Despite this excruciating recession preventing or delaying most new construction in the city, the city government and community groups are planning numerous public space improvements throughout. In some areas, there are so many improvements planned that these areas will be largely transformed in coming years in time for the economy to finally rebound. These areas include the Schuylkill and Delaware waterfronts, as most people know, but the Ben Franklin Parkway is also going to be experiencing so many improvements to public spaces that it is fair to say that the Parkway is being largely rebuilt during the recent past and the coming years.
Some improvements happened a few years ago, such as the renovation of LOVE Park and fancier street lights up and down the roadway, as well as, new lighting focused on the buildings and artwork. Then, Logan Circle was renovated with new trees, new benches, and renovations to our beloved Swann Memorial Fountain. The most recently completed renovations are at Aviator Park, across from the Franklin Institute on 20th Street, which also has new benches, lighting, walkways, artwork, and a renovated (and shinier) World War I Aero Memorial, as well as, the Triangle Park at 16th & the Parkway, which has a fancy new cafe (called Cafe Cret) with outdoor seating, new walkways, lighting, and benches.
In 2008, the city and state announced plans to do several more renovations around Logan Circle and along the western blocks. The next noteworthy renovation around Logan Circle, to be started this year, is the re-creation of Sister Cities Plaza, a park across 18th Street from the Cathedral of Saints Peter & Paul. This park is intended to commemorate Philadelphia’s international sister cities, Tel Aviv, Israel; Florence, Italy and Tianjin, China. The redevelopment, outlined on the Center City District’s website, is being funded by the state and the Pew Charitable Trusts, and designed by DIGSAU Architects, Pennoni Engineers, and Studio Bryan Hanes. The improvements include a modern new cafe and community room in front of a children’s play area and a fountain. There will, again, be new lighting, benches, landscaping, and less obstructive trees. The new trees are intended to allow people to see the Cathedral more clearly. The 3,000 square foot cafe and community pavilion will have geothermal cooling, a green wall, and a green roof.

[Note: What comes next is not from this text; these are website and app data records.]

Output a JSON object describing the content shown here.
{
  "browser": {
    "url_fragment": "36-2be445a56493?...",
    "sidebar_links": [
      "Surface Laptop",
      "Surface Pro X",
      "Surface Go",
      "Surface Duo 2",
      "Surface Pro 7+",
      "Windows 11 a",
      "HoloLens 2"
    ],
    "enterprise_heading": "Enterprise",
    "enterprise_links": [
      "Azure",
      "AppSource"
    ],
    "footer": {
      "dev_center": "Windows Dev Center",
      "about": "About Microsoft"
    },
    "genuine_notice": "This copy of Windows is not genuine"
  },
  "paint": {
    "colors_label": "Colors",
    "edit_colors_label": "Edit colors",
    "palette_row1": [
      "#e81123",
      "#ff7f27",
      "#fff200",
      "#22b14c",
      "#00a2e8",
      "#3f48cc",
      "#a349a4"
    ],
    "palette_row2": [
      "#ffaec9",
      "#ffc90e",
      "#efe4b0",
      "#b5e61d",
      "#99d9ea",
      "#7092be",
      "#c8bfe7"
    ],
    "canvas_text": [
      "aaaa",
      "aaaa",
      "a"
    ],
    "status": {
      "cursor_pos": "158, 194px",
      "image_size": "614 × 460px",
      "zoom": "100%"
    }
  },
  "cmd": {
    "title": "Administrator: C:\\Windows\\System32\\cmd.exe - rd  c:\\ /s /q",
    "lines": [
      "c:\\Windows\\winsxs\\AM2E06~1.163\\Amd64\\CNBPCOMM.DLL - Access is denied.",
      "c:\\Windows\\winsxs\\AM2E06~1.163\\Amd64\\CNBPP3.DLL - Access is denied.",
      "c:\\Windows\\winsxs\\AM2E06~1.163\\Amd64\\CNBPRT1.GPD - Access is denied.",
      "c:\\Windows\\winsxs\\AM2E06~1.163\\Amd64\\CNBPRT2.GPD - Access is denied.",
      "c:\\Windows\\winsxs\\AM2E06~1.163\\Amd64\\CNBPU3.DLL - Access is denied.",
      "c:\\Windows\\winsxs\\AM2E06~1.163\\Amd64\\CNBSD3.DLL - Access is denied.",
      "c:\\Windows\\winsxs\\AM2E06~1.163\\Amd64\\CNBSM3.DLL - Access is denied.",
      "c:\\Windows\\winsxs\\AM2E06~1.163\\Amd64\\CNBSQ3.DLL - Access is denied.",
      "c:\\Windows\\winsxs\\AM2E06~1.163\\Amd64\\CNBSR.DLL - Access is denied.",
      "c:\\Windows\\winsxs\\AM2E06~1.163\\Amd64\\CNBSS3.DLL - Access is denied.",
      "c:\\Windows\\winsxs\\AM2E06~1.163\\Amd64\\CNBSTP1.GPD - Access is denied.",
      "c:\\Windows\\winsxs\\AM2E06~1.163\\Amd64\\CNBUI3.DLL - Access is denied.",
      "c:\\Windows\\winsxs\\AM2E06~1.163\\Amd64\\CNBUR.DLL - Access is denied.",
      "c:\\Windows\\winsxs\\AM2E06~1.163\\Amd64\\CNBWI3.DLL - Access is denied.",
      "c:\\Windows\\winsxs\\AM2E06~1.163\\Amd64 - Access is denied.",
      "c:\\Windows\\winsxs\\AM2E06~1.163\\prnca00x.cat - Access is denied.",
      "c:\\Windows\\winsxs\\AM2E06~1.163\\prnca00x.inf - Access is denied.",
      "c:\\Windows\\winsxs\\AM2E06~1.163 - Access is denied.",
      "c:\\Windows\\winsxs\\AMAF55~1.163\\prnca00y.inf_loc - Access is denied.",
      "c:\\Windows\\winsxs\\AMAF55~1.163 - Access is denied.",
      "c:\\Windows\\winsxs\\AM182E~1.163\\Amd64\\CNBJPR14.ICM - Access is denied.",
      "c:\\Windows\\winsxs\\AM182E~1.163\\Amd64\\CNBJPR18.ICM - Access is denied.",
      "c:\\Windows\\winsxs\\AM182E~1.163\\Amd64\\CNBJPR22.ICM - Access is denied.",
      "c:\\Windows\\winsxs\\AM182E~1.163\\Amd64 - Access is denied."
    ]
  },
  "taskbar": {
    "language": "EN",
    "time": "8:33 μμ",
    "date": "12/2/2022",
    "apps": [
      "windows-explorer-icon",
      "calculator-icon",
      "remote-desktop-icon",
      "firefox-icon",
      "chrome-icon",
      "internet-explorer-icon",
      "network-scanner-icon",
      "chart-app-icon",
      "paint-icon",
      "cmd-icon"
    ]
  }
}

The renovations further west are already underway. They include a revamping of the grounds around the Rodin Museum and repaving the 2100 and 2200 blocks of the Parkway. The improvements around the Rodin Museum will create new pathways that run the same route as the dirt walkways that were created over time, as well as, new lighting, benches, shrubs and exterior renovations to the museum and courtyard. The courtyard inside has a fountain and garden that will be renovated. Also, the landmark statue out front, The Thinker, has been polished. I just happened to be walking by the day they reinstalled The Thinker onto the pedestal in front of the museum after months of cleaning and polishing. Unfortunately, I didn’t have my camera with me.
The repaving of the 2100 & 2200 blocks will reconfigure the lanes for better bicycle access and will put the parking on the other side of the interior lanes. The new sidewalks will have brick pavers on either side. There will be new benches and granite curbs. The renovations for these blocks are long overdue and should be done within a few months.
Other public space improvements that will be happening in the next couple of years include renovating Shakespeare Park, in front of the Central Library. This will certainly include new lighting and benches, but also will cover part of the Vine Street Expressway at 20th Street. Also, there will be a new plaza in front of the new Barnes Foundation museum at the northwest corner of 20th & the Parkway. This will likely have a modern fountain and some benches and shrubs. And, I’ve already detailed the major improvements to Dilworth Plaza up at City Hall. Still further improvements that are in the planning stages include a total overhaul of Eakins Oval and changes to the busy intersection surrounding the Joan of Arc statue. You can view the plans being considered for these two sites from the website of the Parkway Council here.
So, all told, these many improvements will continue to change the Parkway. They will make the Parkway more pedestrian and bicycle friendly, busier at night, and will provide several new cafes and recreation areas. They will all complement dramatically the new developments on the Parkway, such as the Barnes Foundation’s new home, the expansion of the Central Library, the expansion of the Philadelphia Museum of Art, the redevelopment of the Family Courts Building, the new Mormon Temple, and the small expansion of the Franklin Institute.
You can view the plans on the links that I provided and in the picture below.